Start by inserting the syringe into the guinea pig’s mouth from the side so that the tip of the syringe goes behind their front teeth. This means that you’re not syringing the food straight down the guinea pig’s throat, minimising the risk of choking.

Slowly release the plunger, don’t go any more than half of the syringe at a time. Allow the guinea pig to chew and, when you think they’re ready, insert the syringe again, giving them the other half. If you’re experienced, it’s possible to give 1ml in one go, although you should be very careful as you need to make sure that the guinea pig isn’t given more than they can cope with.

If you’re struggling to get the syringe into the guinea pigs’ mouth, gently place your hand over the top of their face so that your fingers are on either side of the mouth, this will help to open the guinea pigs’ mouth, but just enough to get the syringe in.

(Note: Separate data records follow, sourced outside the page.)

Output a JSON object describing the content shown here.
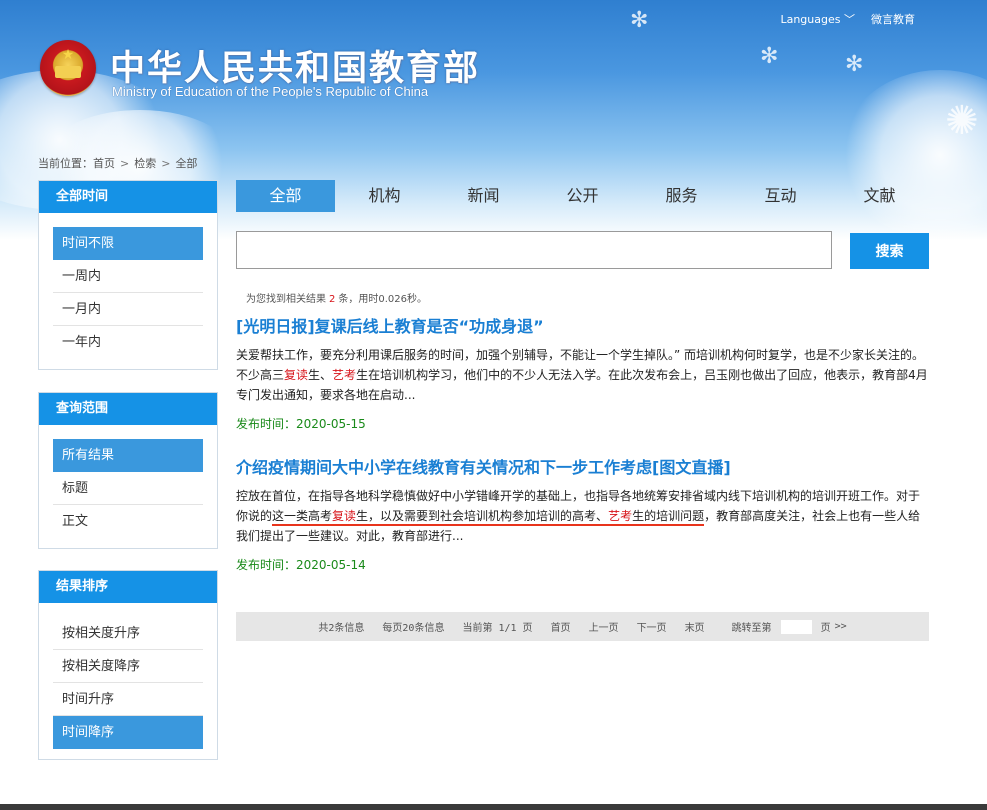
{
  "header": {
    "languages_label": "Languages",
    "weibo_label": "微言教育",
    "site_title": "中华人民共和国教育部",
    "site_subtitle": "Ministry of Education of the People's Republic of China"
  },
  "breadcrumb": {
    "prefix": "当前位置：",
    "items": [
      "首页",
      "检索",
      "全部"
    ],
    "separator": ">"
  },
  "sidebar": {
    "time": {
      "heading": "全部时间",
      "items": [
        "时间不限",
        "一周内",
        "一月内",
        "一年内"
      ],
      "active": "时间不限"
    },
    "scope": {
      "heading": "查询范围",
      "items": [
        "所有结果",
        "标题",
        "正文"
      ],
      "active": "所有结果"
    },
    "sort": {
      "heading": "结果排序",
      "items": [
        "按相关度升序",
        "按相关度降序",
        "时间升序",
        "时间降序"
      ],
      "active": "时间降序"
    }
  },
  "tabs": {
    "items": [
      "全部",
      "机构",
      "新闻",
      "公开",
      "服务",
      "互动",
      "文献"
    ],
    "active": "全部"
  },
  "search": {
    "value": "",
    "button_label": "搜索"
  },
  "summary": {
    "prefix": "为您找到相关结果",
    "count": "2",
    "suffix": "条，用时0.026秒。"
  },
  "results": [
    {
      "title": "[光明日报]复课后线上教育是否“功成身退”",
      "snippet_parts": [
        {
          "t": "关爱帮扶工作，要充分利用课后服务的时间，加强个别辅导，不能让一个学生掉队。”  而培训机构何时复学，也是不少家长关注的。不少高三",
          "s": "n"
        },
        {
          "t": "复读",
          "s": "hl"
        },
        {
          "t": "生、",
          "s": "n"
        },
        {
          "t": "艺考",
          "s": "hl"
        },
        {
          "t": "生在培训机构学习，他们中的不少人无法入学。在此次发布会上，吕玉刚也做出了回应，他表示，教育部4月专门发出通知，要求各地在启动...",
          "s": "n"
        }
      ],
      "date_label": "发布时间：",
      "date": "2020-05-15"
    },
    {
      "title": "介绍疫情期间大中小学在线教育有关情况和下一步工作考虑[图文直播]",
      "snippet_parts": [
        {
          "t": "控放在首位，在指导各地科学稳慎做好中小学错峰开学的基础上，也指导各地统筹安排省域内线下培训机构的培训开班工作。对于你说的",
          "s": "n"
        },
        {
          "t": "这一类高考",
          "s": "u"
        },
        {
          "t": "复读",
          "s": "uhl"
        },
        {
          "t": "生，以及需要到社会培训机构参加培训的高考、",
          "s": "u"
        },
        {
          "t": "艺考",
          "s": "uhl"
        },
        {
          "t": "生的培训问题",
          "s": "u"
        },
        {
          "t": "，教育部高度关注，社会上也有一些人给我们提出了一些建议。对此，教育部进行...",
          "s": "n"
        }
      ],
      "date_label": "发布时间：",
      "date": "2020-05-14"
    }
  ],
  "pager": {
    "total": "共2条信息",
    "per_page": "每页20条信息",
    "current": "当前第 1/1 页",
    "first": "首页",
    "prev": "上一页",
    "next": "下一页",
    "last": "末页",
    "jump_label": "跳转至第",
    "page_unit": "页",
    "go": ">>"
  },
  "colors": {
    "accent": "#1592e6",
    "active_item": "#3a98dd",
    "title_link": "#1a7fd3",
    "highlight": "#d7141a",
    "date_green": "#1a8a1a",
    "annotation_underline": "#e8341c"
  },
  "icons": {
    "languages": "chevron-down-icon",
    "emblem": "national-emblem-icon"
  }
}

It is also important to keep your guinea pig hydrated whilst they’re being syringe fed. Therefore, for around every 5ml of syringed food, give 1ml of fluids or if your guinea pig will take more.

It’s important to remember to feed syringe fluids slowly, from the side of the mouth so that the guinea pig doesn’t aspirate. Make sure you give plenty of time for your guinea pig to swallow. If your guinea pig is very small, struggles to swallow or is weak, give no more than 0.1 ml – max. 0.3 ml at once.

How Much And How Often To Syringe Feed

A guinea pig needs different amounts of syringe feed and a different feeding regime, which depends on the situation you’re dealing with. If your guinea pig has still got their appetite, it may accept syringe feed while in the cage.

Whilst feeding, use a separate cup of water to rinse the syringe to prevent the syringe from becoming clogged up.

As mentioned at the beginning, it’s important to weigh the guinea pig daily while they’re being syringe fed, as this will let you monitor as to whether you’re feeding enough to maintain their weight. Keep a record of their weight and the amount of syringes given, together with any probiotics or vitamin C and fluids given.